Bijou was billed on the shrink wrap of its debut LP as France’s top punk band. Considering how mild and derivative of basic rock’n’roll moves they are — there are musical quotes all over the LP — this says little for the Gallic sense of rock in revolt. Bijou plays with no frills and few surprises; kind of poppy here (especially the earlier stuff), more boogieoid there, a token “arty” touch or bit of ’60s nostalgia, a modest rockabilly orientation (Bijou Bop), and so on. Very few tracks (aside from the live En Public) are as long as four minutes, with most barely reaching three.
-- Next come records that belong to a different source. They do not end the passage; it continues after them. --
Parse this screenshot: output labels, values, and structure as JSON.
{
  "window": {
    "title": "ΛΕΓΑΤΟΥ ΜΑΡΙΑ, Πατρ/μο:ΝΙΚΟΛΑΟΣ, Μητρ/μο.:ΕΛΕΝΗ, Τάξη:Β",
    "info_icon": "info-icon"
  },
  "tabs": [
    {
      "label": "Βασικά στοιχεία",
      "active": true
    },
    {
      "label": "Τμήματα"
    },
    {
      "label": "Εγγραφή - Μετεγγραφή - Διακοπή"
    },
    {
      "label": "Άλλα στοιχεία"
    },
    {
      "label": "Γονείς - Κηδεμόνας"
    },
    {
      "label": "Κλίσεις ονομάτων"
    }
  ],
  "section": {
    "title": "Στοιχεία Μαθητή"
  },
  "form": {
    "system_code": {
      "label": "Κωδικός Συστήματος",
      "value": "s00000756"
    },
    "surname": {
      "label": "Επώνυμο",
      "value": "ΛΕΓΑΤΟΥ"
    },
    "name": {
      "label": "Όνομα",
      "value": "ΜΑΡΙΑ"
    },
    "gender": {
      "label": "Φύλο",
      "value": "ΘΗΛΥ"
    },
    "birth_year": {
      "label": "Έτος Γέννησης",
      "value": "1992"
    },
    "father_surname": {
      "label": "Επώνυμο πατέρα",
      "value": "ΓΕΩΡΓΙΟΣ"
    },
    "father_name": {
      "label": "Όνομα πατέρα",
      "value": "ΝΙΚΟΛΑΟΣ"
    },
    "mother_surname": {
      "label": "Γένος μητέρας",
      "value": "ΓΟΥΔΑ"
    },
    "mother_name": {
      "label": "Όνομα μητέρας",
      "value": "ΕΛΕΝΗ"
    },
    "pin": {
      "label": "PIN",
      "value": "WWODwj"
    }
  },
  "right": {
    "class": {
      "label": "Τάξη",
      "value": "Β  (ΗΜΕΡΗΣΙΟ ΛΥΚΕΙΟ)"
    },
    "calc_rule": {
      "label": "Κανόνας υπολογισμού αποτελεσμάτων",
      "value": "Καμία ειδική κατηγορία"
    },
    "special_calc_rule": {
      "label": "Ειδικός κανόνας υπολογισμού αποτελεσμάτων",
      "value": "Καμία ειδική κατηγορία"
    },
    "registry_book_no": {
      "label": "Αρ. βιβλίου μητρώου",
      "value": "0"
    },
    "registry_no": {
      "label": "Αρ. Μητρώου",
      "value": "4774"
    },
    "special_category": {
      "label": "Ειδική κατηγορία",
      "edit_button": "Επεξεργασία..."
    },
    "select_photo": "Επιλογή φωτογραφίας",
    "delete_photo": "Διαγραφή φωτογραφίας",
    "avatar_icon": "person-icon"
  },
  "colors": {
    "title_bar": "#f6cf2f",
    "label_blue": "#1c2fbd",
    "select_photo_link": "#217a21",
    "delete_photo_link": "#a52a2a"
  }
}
What makes the trio likable is their almost naive enthusiasm, which is supported by confident playing ability that strengthened with each album. Bijou loves what they’re doing and don’t want to change it, only to hone it; even cutting Pas Dormir in LA under the supervision of Sparks’ Ron and Russell Mael made little difference, except to underline the melodies. The lyrics (for those conversant en français) range from corny and jokey (especially the first LP) to flippantly snotty and angry- young-rocker, with an increasing degree of wit. Jamais Domptés is their best overall show of strength.